Copepods are minuscule crustaceans but although most of the 7,000 copepoda species measure less than two millimeters in size, as common organisms, their pivotal role in the earth's marine ecosystem is gigantic.
Some copepods drift in the seas as plankton but most of the species live a benthic zone existence on the ocean floor.
Copepods are members of the phylum Arthropods and make up the ocean's single-most source of nutritional protein.
Despite being related to the spider crab and some shrimps, copepod crustaceans only have the one single red eye with a large antenna centrally located on its head.
The typical crustacean hard exoskeleton shell is missing from their teardrop shaped transparent body. Around half of their species are external parasites ranging from one millimeter - smaller than krill - to almost one centimeter in size.
Copepods consume tiny fish fry and algae but rarely fully digest all the algae.
Photosynthesized algae produces oxygen inside their bodies which provide a rich food source for hungry aquatic animals, fish species, and mammals.
Copepod's gigantic contribution to the flow of vital nutrients in marine and freshwater ecosystems and is often unnoticed.
Copepods fall into four different groups which are determined and identified by their role in marine ecosystems and their behavioral characteristics. Free floating copepod groups include;
Calanoids Calanoida is the largest of all copepod species and their role in the ecosystem provides plentiful food sources for most marine animals.
Calanoids have developed water-resistant bristle structures all over their body segments which provide them with additional buoyancy for their free swimming movements.
They are also clearly characterized from other copepods by a large protruding antenna (rostrum) sprouting from the center if its upper body.
Cyclopoids Cyclopoids thrive most in freshwater environments. They are plank-tonic surface swimmers and relatively rare compared to other marine or brackish copepod crustacean species.

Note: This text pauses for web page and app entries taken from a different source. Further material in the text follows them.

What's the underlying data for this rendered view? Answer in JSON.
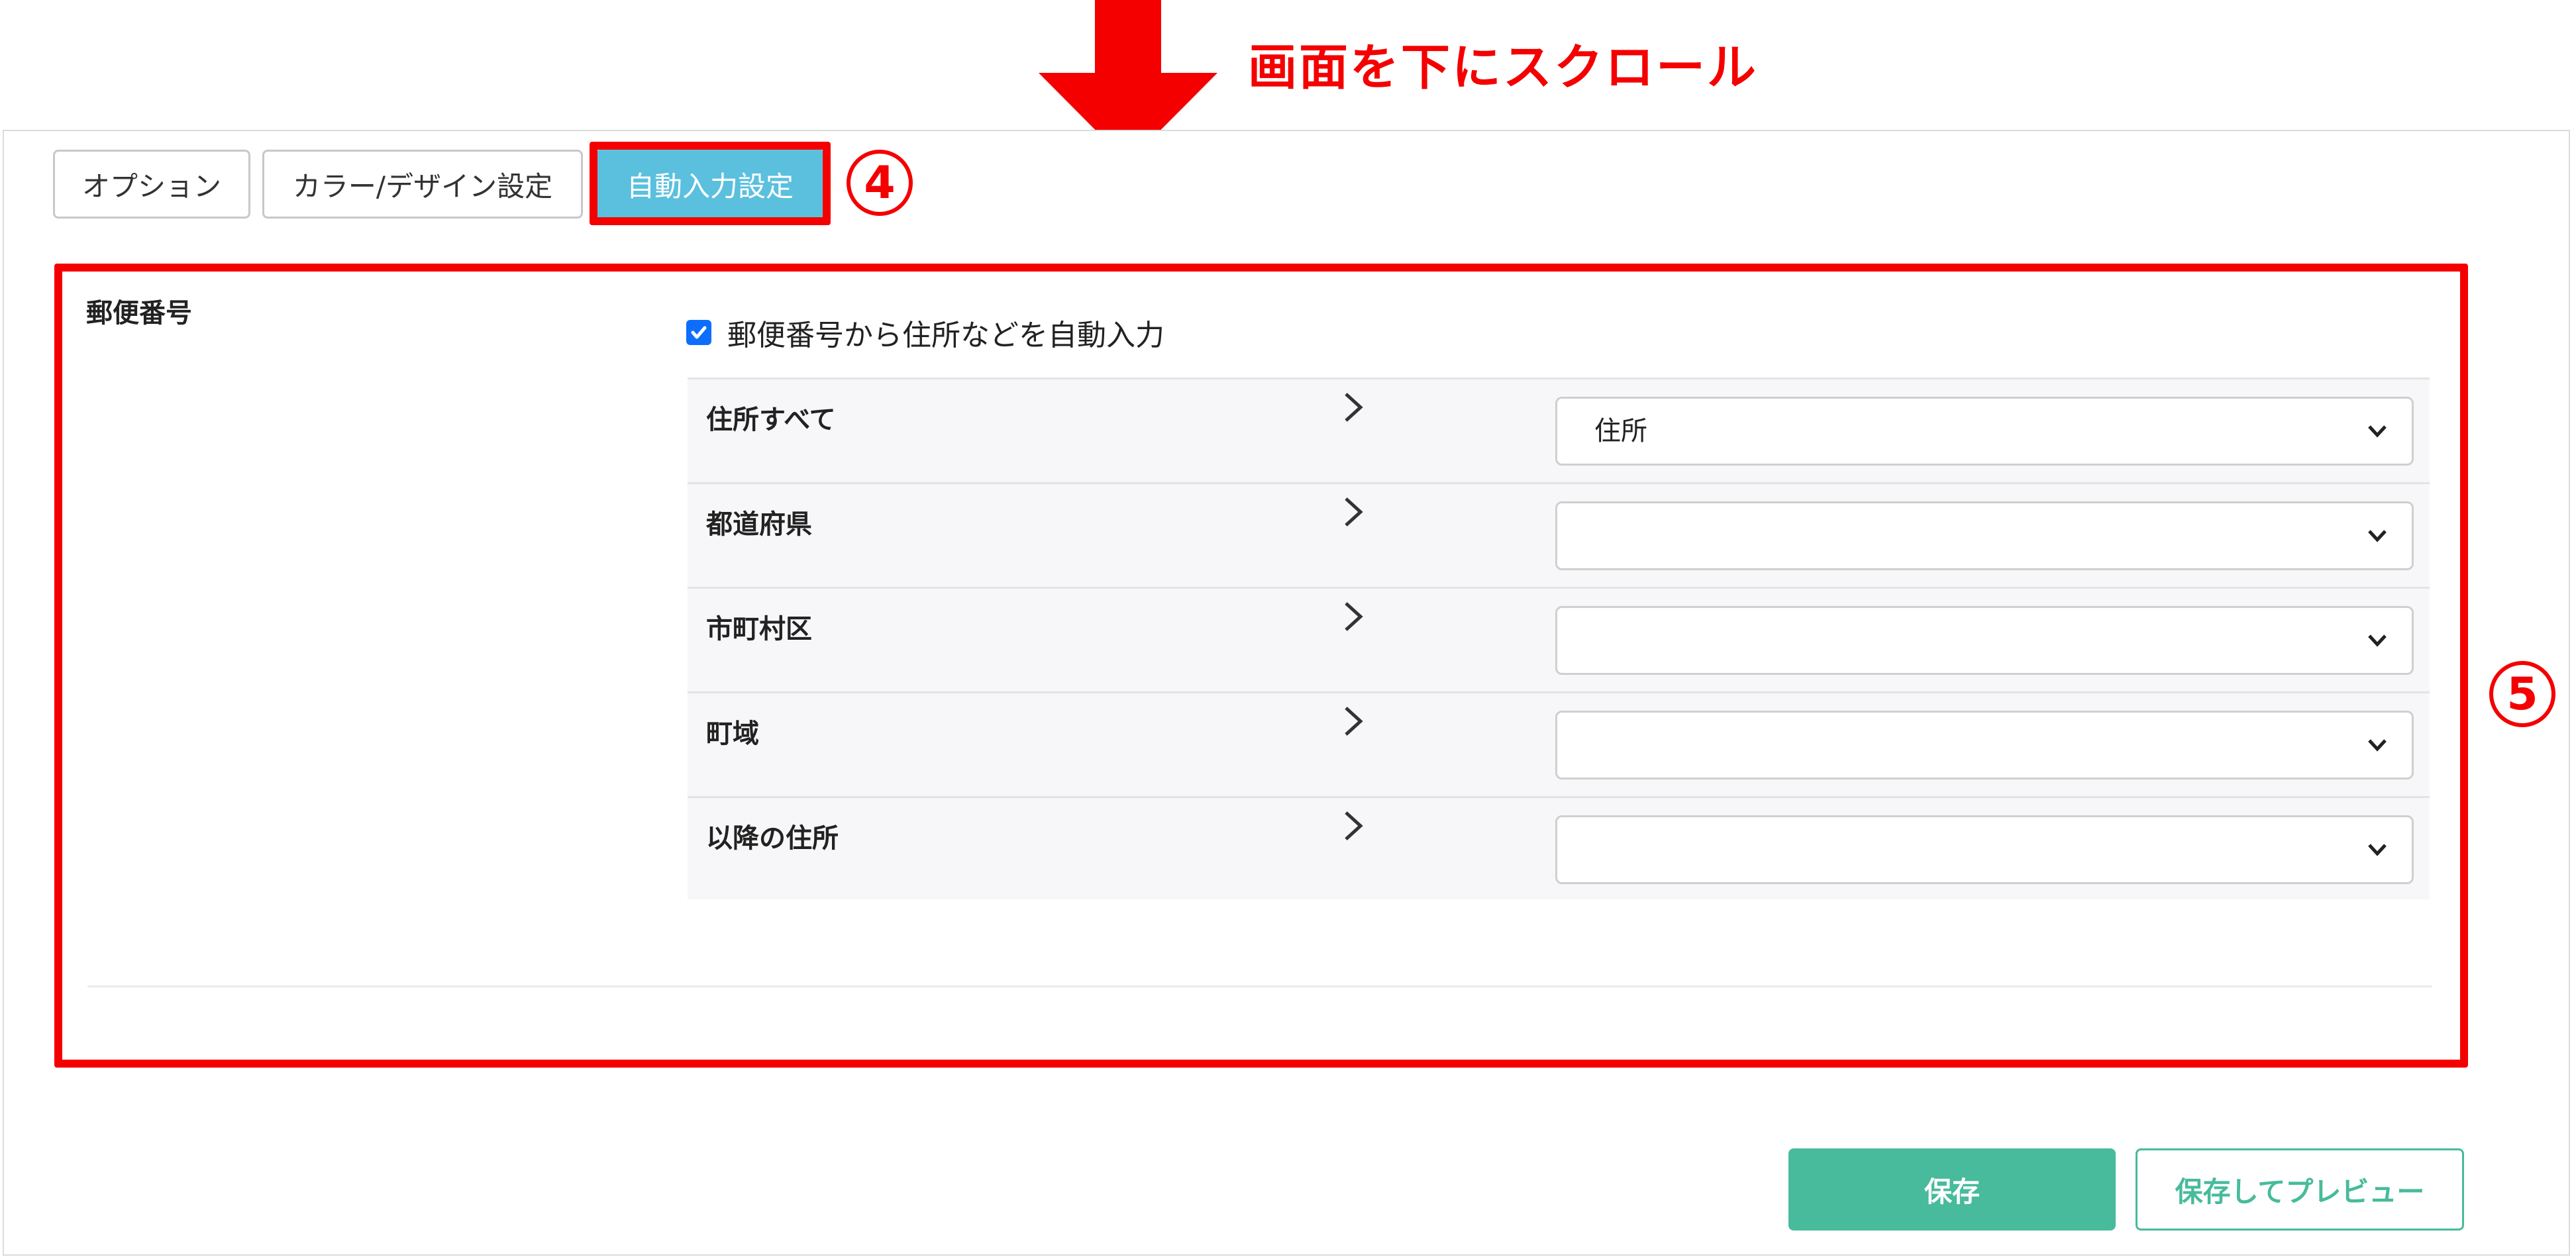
{
  "annotation": {
    "scroll_hint": "画面を下にスクロール",
    "step4": "4",
    "step5": "5",
    "color": "#f40000"
  },
  "tabs": [
    {
      "label": "オプション",
      "active": false
    },
    {
      "label": "カラー/デザイン設定",
      "active": false
    },
    {
      "label": "自動入力設定",
      "active": true
    }
  ],
  "section": {
    "title": "郵便番号",
    "auto_fill_checked": true,
    "auto_fill_label": "郵便番号から住所などを自動入力"
  },
  "mapping_rows": [
    {
      "label": "住所すべて",
      "selected": "住所"
    },
    {
      "label": "都道府県",
      "selected": ""
    },
    {
      "label": "市町村区",
      "selected": ""
    },
    {
      "label": "町域",
      "selected": ""
    },
    {
      "label": "以降の住所",
      "selected": ""
    }
  ],
  "buttons": {
    "save": "保存",
    "save_preview": "保存してプレビュー"
  },
  "colors": {
    "active_tab": "#5bc0de",
    "primary": "#47bb9b",
    "checkbox": "#0d6efd"
  }
}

Cyclopoids are easily identified from other species because they do not develop a rostrum. Rostrums are tiny pointed projections sprouting from the copepods head.
Harpacticoids Harpacticoids are free-living copepods which spend their short life cycle swimming along the ocean floor. A newly hatched harpacticoid has only a few days of existence before it dies.
Nonetheless, they provide an invaluable role as a food source for sea anemones, small reef fishes, and most coral species, although some harpacticoids parasitize coral. Harpacticoids are often the first bugs to adorn fish aquarium tanks as they colonize the glass walls.
Misophrioida Misophrioids make up only a few species if the subclass Copepoda. They have the one anterior and one posterior subdivisions of their body which distinguishes them from other copepods.
Most misophrioids, along with calanoids, have a dorsal heart which is a very different feature than cyclopoids and harpacticoids.
The National Oceanic and Atmospheric Administration (NOAA) have produced and currently maintains an online global database of copepod populations and composition changes.
The NOAA recognizes the role of copepods as ecological bio-indicators to ocean pollution and cleanness. Their studies show that copepod's behavior and composition may serve as vital indicators of larval fish food shortages and changes to global weather patterns.
Copepods consume tiny water-borne organic particles which often contain harmful toxins. The species help to purify oceanic and freshwater systems because they take the toxins with them as they settle and die on the sea bed.